After Powell's collapse at the Perryville state prison outside Phoenix on May 19, Ryan all but banned the use of outdoor detention cells, putting Arizona in line with other hot-weather Sunbelt states. He said the cages would be used only in extraordinary circumstances, such as a prison riot or a brawl.

"The situation that Marcia Powell experienced will not occur again," Ryan said.

Florida and New Mexico do not have outdoor holding cells, prison officials there said. Texas and California have outdoor cells, but they are shaded, officials said.

On the day she collapsed, Powell, who was serving a more than two-year sentence and had a history of drug addiction and mental illness, was being transferred from one section of the prison to an observation ward after seeing a psychologist, officials said.

She was put in the unshaded holding cell and forced to wait because of a disturbance in the observation ward, authorities said.

Prison policy called for inmates to be removed from outdoor cells after two hours, but that wasn't done. Also, guards were 20 yards away in a control room while she was in the cell and were supposed to check on her every 30 minutes. Authorities are investigating whether that was done and how much water Powell was given.

Three guards have been suspended.

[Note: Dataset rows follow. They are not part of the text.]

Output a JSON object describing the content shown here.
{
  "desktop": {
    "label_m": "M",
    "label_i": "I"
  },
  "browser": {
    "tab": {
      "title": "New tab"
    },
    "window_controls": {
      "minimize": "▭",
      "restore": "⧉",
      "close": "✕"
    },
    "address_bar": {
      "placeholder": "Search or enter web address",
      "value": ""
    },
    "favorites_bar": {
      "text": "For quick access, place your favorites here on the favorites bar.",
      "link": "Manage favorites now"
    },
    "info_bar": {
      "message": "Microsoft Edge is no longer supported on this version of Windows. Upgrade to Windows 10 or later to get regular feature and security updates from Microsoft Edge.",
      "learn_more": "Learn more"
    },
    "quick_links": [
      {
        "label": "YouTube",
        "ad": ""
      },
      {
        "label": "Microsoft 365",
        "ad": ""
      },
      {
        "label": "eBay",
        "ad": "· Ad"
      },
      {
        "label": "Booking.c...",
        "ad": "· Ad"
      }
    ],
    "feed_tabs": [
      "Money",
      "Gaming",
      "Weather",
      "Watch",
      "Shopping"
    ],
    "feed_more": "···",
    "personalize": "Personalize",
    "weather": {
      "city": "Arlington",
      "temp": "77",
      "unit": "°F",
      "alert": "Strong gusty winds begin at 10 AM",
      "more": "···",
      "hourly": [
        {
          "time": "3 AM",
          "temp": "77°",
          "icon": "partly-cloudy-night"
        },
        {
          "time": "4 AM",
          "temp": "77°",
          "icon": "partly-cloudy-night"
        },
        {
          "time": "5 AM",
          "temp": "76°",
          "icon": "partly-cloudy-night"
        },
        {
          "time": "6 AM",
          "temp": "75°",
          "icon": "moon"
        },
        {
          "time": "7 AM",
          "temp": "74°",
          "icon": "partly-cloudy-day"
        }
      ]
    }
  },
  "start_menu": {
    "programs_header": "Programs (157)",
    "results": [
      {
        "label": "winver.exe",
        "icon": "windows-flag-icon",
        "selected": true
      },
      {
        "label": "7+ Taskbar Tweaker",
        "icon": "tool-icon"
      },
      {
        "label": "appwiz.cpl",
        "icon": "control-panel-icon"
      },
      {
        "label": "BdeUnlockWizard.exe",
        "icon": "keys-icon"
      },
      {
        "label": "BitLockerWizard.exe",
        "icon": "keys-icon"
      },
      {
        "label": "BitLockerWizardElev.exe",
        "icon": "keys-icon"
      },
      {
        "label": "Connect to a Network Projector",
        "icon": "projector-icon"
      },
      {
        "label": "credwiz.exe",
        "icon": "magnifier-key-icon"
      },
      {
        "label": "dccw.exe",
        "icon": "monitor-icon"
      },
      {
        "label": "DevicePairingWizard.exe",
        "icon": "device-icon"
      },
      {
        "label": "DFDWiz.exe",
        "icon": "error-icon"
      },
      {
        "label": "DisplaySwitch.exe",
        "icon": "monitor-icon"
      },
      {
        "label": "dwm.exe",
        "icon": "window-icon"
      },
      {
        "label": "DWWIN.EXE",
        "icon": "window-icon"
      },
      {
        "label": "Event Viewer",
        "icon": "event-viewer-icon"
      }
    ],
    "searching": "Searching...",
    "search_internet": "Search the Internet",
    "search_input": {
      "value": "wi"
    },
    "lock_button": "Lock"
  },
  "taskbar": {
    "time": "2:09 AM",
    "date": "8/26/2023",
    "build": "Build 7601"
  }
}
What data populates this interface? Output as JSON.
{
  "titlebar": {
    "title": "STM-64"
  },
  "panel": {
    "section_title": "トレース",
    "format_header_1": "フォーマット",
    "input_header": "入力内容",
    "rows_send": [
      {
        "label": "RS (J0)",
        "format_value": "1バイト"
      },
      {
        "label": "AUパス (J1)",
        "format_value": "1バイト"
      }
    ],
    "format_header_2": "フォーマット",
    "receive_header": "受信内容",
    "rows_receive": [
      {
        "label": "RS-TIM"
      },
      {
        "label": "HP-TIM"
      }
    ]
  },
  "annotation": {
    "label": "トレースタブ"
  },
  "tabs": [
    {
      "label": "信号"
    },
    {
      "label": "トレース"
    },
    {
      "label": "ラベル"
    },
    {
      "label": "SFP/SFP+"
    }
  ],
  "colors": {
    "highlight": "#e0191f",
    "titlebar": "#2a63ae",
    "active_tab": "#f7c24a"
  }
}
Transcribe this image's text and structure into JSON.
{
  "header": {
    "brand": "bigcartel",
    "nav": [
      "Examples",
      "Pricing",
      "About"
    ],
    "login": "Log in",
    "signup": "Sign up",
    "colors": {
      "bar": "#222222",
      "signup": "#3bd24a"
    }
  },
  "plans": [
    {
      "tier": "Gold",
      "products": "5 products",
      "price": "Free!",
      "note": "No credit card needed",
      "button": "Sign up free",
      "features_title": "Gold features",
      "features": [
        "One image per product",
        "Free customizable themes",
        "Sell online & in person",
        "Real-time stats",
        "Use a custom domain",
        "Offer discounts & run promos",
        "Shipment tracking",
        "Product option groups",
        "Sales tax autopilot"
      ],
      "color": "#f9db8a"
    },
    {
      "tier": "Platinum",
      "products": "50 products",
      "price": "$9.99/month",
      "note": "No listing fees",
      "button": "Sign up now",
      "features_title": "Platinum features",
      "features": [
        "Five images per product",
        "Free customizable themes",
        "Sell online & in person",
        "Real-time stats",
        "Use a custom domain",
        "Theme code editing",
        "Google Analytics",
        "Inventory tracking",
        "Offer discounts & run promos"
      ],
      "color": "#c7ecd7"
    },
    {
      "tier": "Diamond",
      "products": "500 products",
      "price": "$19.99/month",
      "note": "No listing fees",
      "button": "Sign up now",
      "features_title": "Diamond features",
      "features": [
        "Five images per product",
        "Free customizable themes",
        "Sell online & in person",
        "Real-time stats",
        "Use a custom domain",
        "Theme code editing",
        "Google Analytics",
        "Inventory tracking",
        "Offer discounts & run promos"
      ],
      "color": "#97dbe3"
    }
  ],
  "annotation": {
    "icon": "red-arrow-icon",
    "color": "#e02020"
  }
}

Authorities said Powell died of heat-related causes, but the autopsy results have not been released. Investigators said they were looking into whether she was taking any psychiatric medication that might have affected her ability to withstand the heat.